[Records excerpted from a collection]

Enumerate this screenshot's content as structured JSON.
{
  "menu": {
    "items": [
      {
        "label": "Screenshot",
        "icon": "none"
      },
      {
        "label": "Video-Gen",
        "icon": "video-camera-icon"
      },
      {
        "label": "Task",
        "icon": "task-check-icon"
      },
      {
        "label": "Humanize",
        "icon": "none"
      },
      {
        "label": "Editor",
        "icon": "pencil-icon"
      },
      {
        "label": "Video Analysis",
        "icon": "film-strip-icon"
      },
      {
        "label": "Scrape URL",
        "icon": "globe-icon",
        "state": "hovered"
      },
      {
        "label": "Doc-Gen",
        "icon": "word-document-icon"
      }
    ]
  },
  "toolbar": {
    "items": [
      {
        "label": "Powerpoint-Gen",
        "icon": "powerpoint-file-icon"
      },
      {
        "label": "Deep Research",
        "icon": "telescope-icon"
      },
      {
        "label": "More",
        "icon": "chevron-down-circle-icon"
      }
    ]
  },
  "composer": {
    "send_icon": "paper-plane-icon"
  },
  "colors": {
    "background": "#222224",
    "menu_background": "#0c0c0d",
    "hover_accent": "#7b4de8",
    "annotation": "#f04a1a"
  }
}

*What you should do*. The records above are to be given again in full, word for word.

*Final answer*.
Enumerate this screenshot's content as structured JSON.
{
  "menu": {
    "items": [
      {
        "label": "Screenshot",
        "icon": "none"
      },
      {
        "label": "Video-Gen",
        "icon": "video-camera-icon"
      },
      {
        "label": "Task",
        "icon": "task-check-icon"
      },
      {
        "label": "Humanize",
        "icon": "none"
      },
      {
        "label": "Editor",
        "icon": "pencil-icon"
      },
      {
        "label": "Video Analysis",
        "icon": "film-strip-icon"
      },
      {
        "label": "Scrape URL",
        "icon": "globe-icon",
        "state": "hovered"
      },
      {
        "label": "Doc-Gen",
        "icon": "word-document-icon"
      }
    ]
  },
  "toolbar": {
    "items": [
      {
        "label": "Powerpoint-Gen",
        "icon": "powerpoint-file-icon"
      },
      {
        "label": "Deep Research",
        "icon": "telescope-icon"
      },
      {
        "label": "More",
        "icon": "chevron-down-circle-icon"
      }
    ]
  },
  "composer": {
    "send_icon": "paper-plane-icon"
  },
  "colors": {
    "background": "#222224",
    "menu_background": "#0c0c0d",
    "hover_accent": "#7b4de8",
    "annotation": "#f04a1a"
  }
}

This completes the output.